Entries from a dataset of interfaces:
----
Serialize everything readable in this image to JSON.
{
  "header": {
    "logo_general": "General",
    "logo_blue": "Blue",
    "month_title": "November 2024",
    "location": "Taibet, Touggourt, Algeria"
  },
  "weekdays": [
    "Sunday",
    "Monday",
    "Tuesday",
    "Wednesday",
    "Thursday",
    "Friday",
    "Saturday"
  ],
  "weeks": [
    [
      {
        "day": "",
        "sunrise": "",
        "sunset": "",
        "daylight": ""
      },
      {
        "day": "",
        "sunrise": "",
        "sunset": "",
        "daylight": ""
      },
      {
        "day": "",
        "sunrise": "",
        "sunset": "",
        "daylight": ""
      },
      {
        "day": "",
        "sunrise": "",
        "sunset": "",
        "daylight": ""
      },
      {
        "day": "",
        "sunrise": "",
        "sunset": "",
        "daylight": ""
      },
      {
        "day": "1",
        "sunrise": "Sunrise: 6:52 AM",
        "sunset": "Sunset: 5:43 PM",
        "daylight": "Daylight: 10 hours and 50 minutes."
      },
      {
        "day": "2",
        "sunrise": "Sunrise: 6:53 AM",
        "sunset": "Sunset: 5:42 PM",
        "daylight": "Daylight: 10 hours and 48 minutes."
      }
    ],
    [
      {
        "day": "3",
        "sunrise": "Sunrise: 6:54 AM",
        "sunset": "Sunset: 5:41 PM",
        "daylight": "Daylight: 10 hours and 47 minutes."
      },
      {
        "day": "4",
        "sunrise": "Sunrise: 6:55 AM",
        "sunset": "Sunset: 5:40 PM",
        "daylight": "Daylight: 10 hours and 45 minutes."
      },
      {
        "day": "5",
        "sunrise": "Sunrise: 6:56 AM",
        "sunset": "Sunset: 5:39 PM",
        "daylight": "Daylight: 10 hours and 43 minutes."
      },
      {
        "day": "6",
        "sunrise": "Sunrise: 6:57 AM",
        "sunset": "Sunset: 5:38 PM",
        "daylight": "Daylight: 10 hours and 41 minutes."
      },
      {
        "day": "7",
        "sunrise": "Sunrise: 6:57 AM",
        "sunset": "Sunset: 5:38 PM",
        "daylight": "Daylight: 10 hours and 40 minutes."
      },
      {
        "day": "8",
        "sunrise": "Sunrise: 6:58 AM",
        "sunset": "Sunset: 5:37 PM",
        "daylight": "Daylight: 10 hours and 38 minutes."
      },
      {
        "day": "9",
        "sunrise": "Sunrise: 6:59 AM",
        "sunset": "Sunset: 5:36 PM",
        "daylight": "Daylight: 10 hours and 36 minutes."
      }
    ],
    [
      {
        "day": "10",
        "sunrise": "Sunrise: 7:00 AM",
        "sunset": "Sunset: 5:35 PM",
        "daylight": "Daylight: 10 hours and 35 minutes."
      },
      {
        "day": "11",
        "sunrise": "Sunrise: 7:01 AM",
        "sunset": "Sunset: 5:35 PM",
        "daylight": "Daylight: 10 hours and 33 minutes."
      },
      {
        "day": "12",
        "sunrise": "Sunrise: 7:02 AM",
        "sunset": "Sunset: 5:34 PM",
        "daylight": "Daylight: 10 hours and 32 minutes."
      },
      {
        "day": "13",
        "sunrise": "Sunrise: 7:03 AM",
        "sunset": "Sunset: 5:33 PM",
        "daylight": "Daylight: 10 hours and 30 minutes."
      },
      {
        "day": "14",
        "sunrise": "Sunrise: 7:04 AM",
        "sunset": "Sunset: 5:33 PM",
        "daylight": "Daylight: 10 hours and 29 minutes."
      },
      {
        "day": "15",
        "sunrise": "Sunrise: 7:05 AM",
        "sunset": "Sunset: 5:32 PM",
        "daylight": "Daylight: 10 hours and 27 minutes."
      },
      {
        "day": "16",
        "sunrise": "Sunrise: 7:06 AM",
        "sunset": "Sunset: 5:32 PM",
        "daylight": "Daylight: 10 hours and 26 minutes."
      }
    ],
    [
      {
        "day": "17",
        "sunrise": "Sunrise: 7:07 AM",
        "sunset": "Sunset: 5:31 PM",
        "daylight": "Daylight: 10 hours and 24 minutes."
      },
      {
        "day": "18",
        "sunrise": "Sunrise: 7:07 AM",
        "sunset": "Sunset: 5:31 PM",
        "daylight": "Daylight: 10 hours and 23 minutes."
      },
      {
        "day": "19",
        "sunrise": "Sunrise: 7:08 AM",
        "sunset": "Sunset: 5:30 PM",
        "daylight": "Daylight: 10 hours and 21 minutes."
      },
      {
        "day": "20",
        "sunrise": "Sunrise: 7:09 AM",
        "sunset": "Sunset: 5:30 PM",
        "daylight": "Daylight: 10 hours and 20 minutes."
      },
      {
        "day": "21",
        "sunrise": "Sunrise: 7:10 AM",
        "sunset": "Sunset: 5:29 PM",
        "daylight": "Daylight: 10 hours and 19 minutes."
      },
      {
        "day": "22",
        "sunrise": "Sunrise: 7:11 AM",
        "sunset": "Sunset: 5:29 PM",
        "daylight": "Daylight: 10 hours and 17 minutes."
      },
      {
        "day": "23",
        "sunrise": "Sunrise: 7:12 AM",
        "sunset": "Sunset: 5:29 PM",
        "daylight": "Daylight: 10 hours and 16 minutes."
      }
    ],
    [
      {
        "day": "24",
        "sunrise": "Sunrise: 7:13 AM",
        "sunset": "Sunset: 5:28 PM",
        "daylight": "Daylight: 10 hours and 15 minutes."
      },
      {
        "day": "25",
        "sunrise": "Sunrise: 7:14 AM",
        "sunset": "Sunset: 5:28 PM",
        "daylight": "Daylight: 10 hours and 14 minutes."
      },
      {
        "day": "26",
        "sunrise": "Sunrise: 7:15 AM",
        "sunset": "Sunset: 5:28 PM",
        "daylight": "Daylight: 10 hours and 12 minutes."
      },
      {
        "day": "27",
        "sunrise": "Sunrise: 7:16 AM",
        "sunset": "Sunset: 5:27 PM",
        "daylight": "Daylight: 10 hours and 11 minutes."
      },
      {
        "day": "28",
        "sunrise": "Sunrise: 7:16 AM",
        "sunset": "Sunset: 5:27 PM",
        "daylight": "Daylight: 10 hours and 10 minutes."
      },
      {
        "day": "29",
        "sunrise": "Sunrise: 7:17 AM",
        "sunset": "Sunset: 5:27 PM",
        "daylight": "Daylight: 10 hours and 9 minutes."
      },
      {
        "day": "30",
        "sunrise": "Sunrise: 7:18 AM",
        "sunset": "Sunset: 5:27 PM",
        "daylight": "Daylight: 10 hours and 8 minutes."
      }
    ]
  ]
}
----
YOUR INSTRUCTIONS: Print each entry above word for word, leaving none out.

YOUR SOLUTION:
Serialize everything readable in this image to JSON.
{
  "header": {
    "logo_general": "General",
    "logo_blue": "Blue",
    "month_title": "November 2024",
    "location": "Taibet, Touggourt, Algeria"
  },
  "weekdays": [
    "Sunday",
    "Monday",
    "Tuesday",
    "Wednesday",
    "Thursday",
    "Friday",
    "Saturday"
  ],
  "weeks": [
    [
      {
        "day": "",
        "sunrise": "",
        "sunset": "",
        "daylight": ""
      },
      {
        "day": "",
        "sunrise": "",
        "sunset": "",
        "daylight": ""
      },
      {
        "day": "",
        "sunrise": "",
        "sunset": "",
        "daylight": ""
      },
      {
        "day": "",
        "sunrise": "",
        "sunset": "",
        "daylight": ""
      },
      {
        "day": "",
        "sunrise": "",
        "sunset": "",
        "daylight": ""
      },
      {
        "day": "1",
        "sunrise": "Sunrise: 6:52 AM",
        "sunset": "Sunset: 5:43 PM",
        "daylight": "Daylight: 10 hours and 50 minutes."
      },
      {
        "day": "2",
        "sunrise": "Sunrise: 6:53 AM",
        "sunset": "Sunset: 5:42 PM",
        "daylight": "Daylight: 10 hours and 48 minutes."
      }
    ],
    [
      {
        "day": "3",
        "sunrise": "Sunrise: 6:54 AM",
        "sunset": "Sunset: 5:41 PM",
        "daylight": "Daylight: 10 hours and 47 minutes."
      },
      {
        "day": "4",
        "sunrise": "Sunrise: 6:55 AM",
        "sunset": "Sunset: 5:40 PM",
        "daylight": "Daylight: 10 hours and 45 minutes."
      },
      {
        "day": "5",
        "sunrise": "Sunrise: 6:56 AM",
        "sunset": "Sunset: 5:39 PM",
        "daylight": "Daylight: 10 hours and 43 minutes."
      },
      {
        "day": "6",
        "sunrise": "Sunrise: 6:57 AM",
        "sunset": "Sunset: 5:38 PM",
        "daylight": "Daylight: 10 hours and 41 minutes."
      },
      {
        "day": "7",
        "sunrise": "Sunrise: 6:57 AM",
        "sunset": "Sunset: 5:38 PM",
        "daylight": "Daylight: 10 hours and 40 minutes."
      },
      {
        "day": "8",
        "sunrise": "Sunrise: 6:58 AM",
        "sunset": "Sunset: 5:37 PM",
        "daylight": "Daylight: 10 hours and 38 minutes."
      },
      {
        "day": "9",
        "sunrise": "Sunrise: 6:59 AM",
        "sunset": "Sunset: 5:36 PM",
        "daylight": "Daylight: 10 hours and 36 minutes."
      }
    ],
    [
      {
        "day": "10",
        "sunrise": "Sunrise: 7:00 AM",
        "sunset": "Sunset: 5:35 PM",
        "daylight": "Daylight: 10 hours and 35 minutes."
      },
      {
        "day": "11",
        "sunrise": "Sunrise: 7:01 AM",
        "sunset": "Sunset: 5:35 PM",
        "daylight": "Daylight: 10 hours and 33 minutes."
      },
      {
        "day": "12",
        "sunrise": "Sunrise: 7:02 AM",
        "sunset": "Sunset: 5:34 PM",
        "daylight": "Daylight: 10 hours and 32 minutes."
      },
      {
        "day": "13",
        "sunrise": "Sunrise: 7:03 AM",
        "sunset": "Sunset: 5:33 PM",
        "daylight": "Daylight: 10 hours and 30 minutes."
      },
      {
        "day": "14",
        "sunrise": "Sunrise: 7:04 AM",
        "sunset": "Sunset: 5:33 PM",
        "daylight": "Daylight: 10 hours and 29 minutes."
      },
      {
        "day": "15",
        "sunrise": "Sunrise: 7:05 AM",
        "sunset": "Sunset: 5:32 PM",
        "daylight": "Daylight: 10 hours and 27 minutes."
      },
      {
        "day": "16",
        "sunrise": "Sunrise: 7:06 AM",
        "sunset": "Sunset: 5:32 PM",
        "daylight": "Daylight: 10 hours and 26 minutes."
      }
    ],
    [
      {
        "day": "17",
        "sunrise": "Sunrise: 7:07 AM",
        "sunset": "Sunset: 5:31 PM",
        "daylight": "Daylight: 10 hours and 24 minutes."
      },
      {
        "day": "18",
        "sunrise": "Sunrise: 7:07 AM",
        "sunset": "Sunset: 5:31 PM",
        "daylight": "Daylight: 10 hours and 23 minutes."
      },
      {
        "day": "19",
        "sunrise": "Sunrise: 7:08 AM",
        "sunset": "Sunset: 5:30 PM",
        "daylight": "Daylight: 10 hours and 21 minutes."
      },
      {
        "day": "20",
        "sunrise": "Sunrise: 7:09 AM",
        "sunset": "Sunset: 5:30 PM",
        "daylight": "Daylight: 10 hours and 20 minutes."
      },
      {
        "day": "21",
        "sunrise": "Sunrise: 7:10 AM",
        "sunset": "Sunset: 5:29 PM",
        "daylight": "Daylight: 10 hours and 19 minutes."
      },
      {
        "day": "22",
        "sunrise": "Sunrise: 7:11 AM",
        "sunset": "Sunset: 5:29 PM",
        "daylight": "Daylight: 10 hours and 17 minutes."
      },
      {
        "day": "23",
        "sunrise": "Sunrise: 7:12 AM",
        "sunset": "Sunset: 5:29 PM",
        "daylight": "Daylight: 10 hours and 16 minutes."
      }
    ],
    [
      {
        "day": "24",
        "sunrise": "Sunrise: 7:13 AM",
        "sunset": "Sunset: 5:28 PM",
        "daylight": "Daylight: 10 hours and 15 minutes."
      },
      {
        "day": "25",
        "sunrise": "Sunrise: 7:14 AM",
        "sunset": "Sunset: 5:28 PM",
        "daylight": "Daylight: 10 hours and 14 minutes."
      },
      {
        "day": "26",
        "sunrise": "Sunrise: 7:15 AM",
        "sunset": "Sunset: 5:28 PM",
        "daylight": "Daylight: 10 hours and 12 minutes."
      },
      {
        "day": "27",
        "sunrise": "Sunrise: 7:16 AM",
        "sunset": "Sunset: 5:27 PM",
        "daylight": "Daylight: 10 hours and 11 minutes."
      },
      {
        "day": "28",
        "sunrise": "Sunrise: 7:16 AM",
        "sunset": "Sunset: 5:27 PM",
        "daylight": "Daylight: 10 hours and 10 minutes."
      },
      {
        "day": "29",
        "sunrise": "Sunrise: 7:17 AM",
        "sunset": "Sunset: 5:27 PM",
        "daylight": "Daylight: 10 hours and 9 minutes."
      },
      {
        "day": "30",
        "sunrise": "Sunrise: 7:18 AM",
        "sunset": "Sunset: 5:27 PM",
        "daylight": "Daylight: 10 hours and 8 minutes."
      }
    ]
  ]
}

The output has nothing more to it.